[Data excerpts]
****************************************
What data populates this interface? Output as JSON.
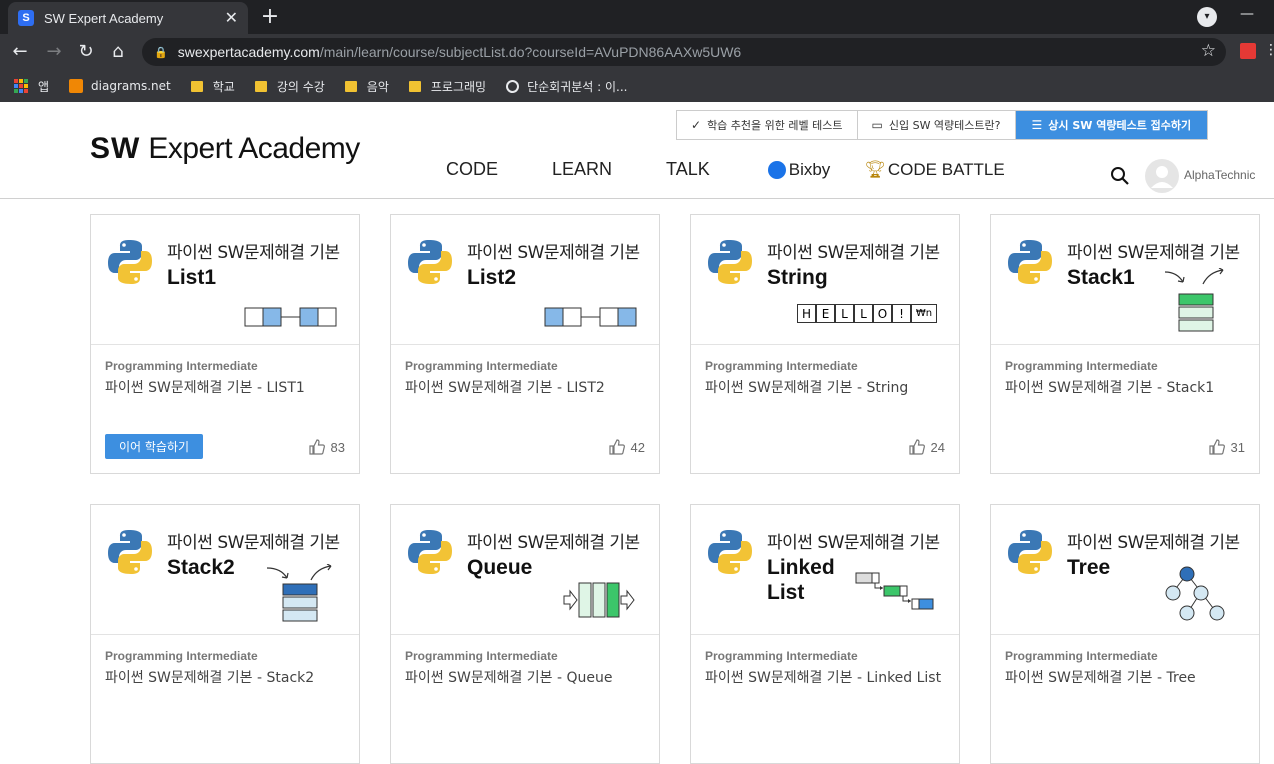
{
  "browser": {
    "tab_title": "SW Expert Academy",
    "tab_favicon": "S",
    "new_tab": "+",
    "url_host": "swexpertacademy.com",
    "url_path": "/main/learn/course/subjectList.do?courseId=AVuPDN86AAXw5UW6",
    "bookmarks": [
      "앱",
      "diagrams.net",
      "학교",
      "강의 수강",
      "음악",
      "프로그래밍",
      "단순회귀분석 : 이..."
    ]
  },
  "header": {
    "logo_bold": "SW",
    "logo_rest": "Expert Academy",
    "top_links": {
      "level_test": "학습 추천을 위한 레벨 테스트",
      "new_sw_test": "신입 SW 역량테스트란?",
      "apply_test": "상시 SW 역량테스트 접수하기"
    },
    "nav": {
      "code": "CODE",
      "learn": "LEARN",
      "talk": "TALK",
      "bixby": "Bixby",
      "battle": "CODE BATTLE"
    },
    "username": "AlphaTechnic"
  },
  "colors": {
    "accent": "#3d8fe0",
    "cell_blue": "#86b8e8",
    "green": "#3cc66a",
    "light_green": "#dff5e6",
    "light_blue": "#d4e8f3"
  },
  "cards": [
    {
      "sub": "파이썬 SW문제해결 기본",
      "name": "List1",
      "level": "Programming Intermediate",
      "title": "파이썬 SW문제해결 기본 - LIST1",
      "likes": "83",
      "button": "이어 학습하기"
    },
    {
      "sub": "파이썬 SW문제해결 기본",
      "name": "List2",
      "level": "Programming Intermediate",
      "title": "파이썬 SW문제해결 기본 - LIST2",
      "likes": "42"
    },
    {
      "sub": "파이썬 SW문제해결 기본",
      "name": "String",
      "level": "Programming Intermediate",
      "title": "파이썬 SW문제해결 기본 - String",
      "likes": "24",
      "letters": [
        "H",
        "E",
        "L",
        "L",
        "O",
        "!",
        "₩n"
      ]
    },
    {
      "sub": "파이썬 SW문제해결 기본",
      "name": "Stack1",
      "level": "Programming Intermediate",
      "title": "파이썬 SW문제해결 기본 - Stack1",
      "likes": "31"
    },
    {
      "sub": "파이썬 SW문제해결 기본",
      "name": "Stack2",
      "level": "Programming Intermediate",
      "title": "파이썬 SW문제해결 기본 - Stack2"
    },
    {
      "sub": "파이썬 SW문제해결 기본",
      "name": "Queue",
      "level": "Programming Intermediate",
      "title": "파이썬 SW문제해결 기본 - Queue"
    },
    {
      "sub": "파이썬 SW문제해결 기본",
      "name": "Linked List",
      "level": "Programming Intermediate",
      "title": "파이썬 SW문제해결 기본 - Linked List"
    },
    {
      "sub": "파이썬 SW문제해결 기본",
      "name": "Tree",
      "level": "Programming Intermediate",
      "title": "파이썬 SW문제해결 기본 - Tree"
    }
  ]
}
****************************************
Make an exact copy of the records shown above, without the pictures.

What data populates this interface? Output as JSON.
{
  "browser": {
    "tab_title": "SW Expert Academy",
    "tab_favicon": "S",
    "new_tab": "+",
    "url_host": "swexpertacademy.com",
    "url_path": "/main/learn/course/subjectList.do?courseId=AVuPDN86AAXw5UW6",
    "bookmarks": [
      "앱",
      "diagrams.net",
      "학교",
      "강의 수강",
      "음악",
      "프로그래밍",
      "단순회귀분석 : 이..."
    ]
  },
  "header": {
    "logo_bold": "SW",
    "logo_rest": "Expert Academy",
    "top_links": {
      "level_test": "학습 추천을 위한 레벨 테스트",
      "new_sw_test": "신입 SW 역량테스트란?",
      "apply_test": "상시 SW 역량테스트 접수하기"
    },
    "nav": {
      "code": "CODE",
      "learn": "LEARN",
      "talk": "TALK",
      "bixby": "Bixby",
      "battle": "CODE BATTLE"
    },
    "username": "AlphaTechnic"
  },
  "colors": {
    "accent": "#3d8fe0",
    "cell_blue": "#86b8e8",
    "green": "#3cc66a",
    "light_green": "#dff5e6",
    "light_blue": "#d4e8f3"
  },
  "cards": [
    {
      "sub": "파이썬 SW문제해결 기본",
      "name": "List1",
      "level": "Programming Intermediate",
      "title": "파이썬 SW문제해결 기본 - LIST1",
      "likes": "83",
      "button": "이어 학습하기"
    },
    {
      "sub": "파이썬 SW문제해결 기본",
      "name": "List2",
      "level": "Programming Intermediate",
      "title": "파이썬 SW문제해결 기본 - LIST2",
      "likes": "42"
    },
    {
      "sub": "파이썬 SW문제해결 기본",
      "name": "String",
      "level": "Programming Intermediate",
      "title": "파이썬 SW문제해결 기본 - String",
      "likes": "24",
      "letters": [
        "H",
        "E",
        "L",
        "L",
        "O",
        "!",
        "₩n"
      ]
    },
    {
      "sub": "파이썬 SW문제해결 기본",
      "name": "Stack1",
      "level": "Programming Intermediate",
      "title": "파이썬 SW문제해결 기본 - Stack1",
      "likes": "31"
    },
    {
      "sub": "파이썬 SW문제해결 기본",
      "name": "Stack2",
      "level": "Programming Intermediate",
      "title": "파이썬 SW문제해결 기본 - Stack2"
    },
    {
      "sub": "파이썬 SW문제해결 기본",
      "name": "Queue",
      "level": "Programming Intermediate",
      "title": "파이썬 SW문제해결 기본 - Queue"
    },
    {
      "sub": "파이썬 SW문제해결 기본",
      "name": "Linked List",
      "level": "Programming Intermediate",
      "title": "파이썬 SW문제해결 기본 - Linked List"
    },
    {
      "sub": "파이썬 SW문제해결 기본",
      "name": "Tree",
      "level": "Programming Intermediate",
      "title": "파이썬 SW문제해결 기본 - Tree"
    }
  ]
}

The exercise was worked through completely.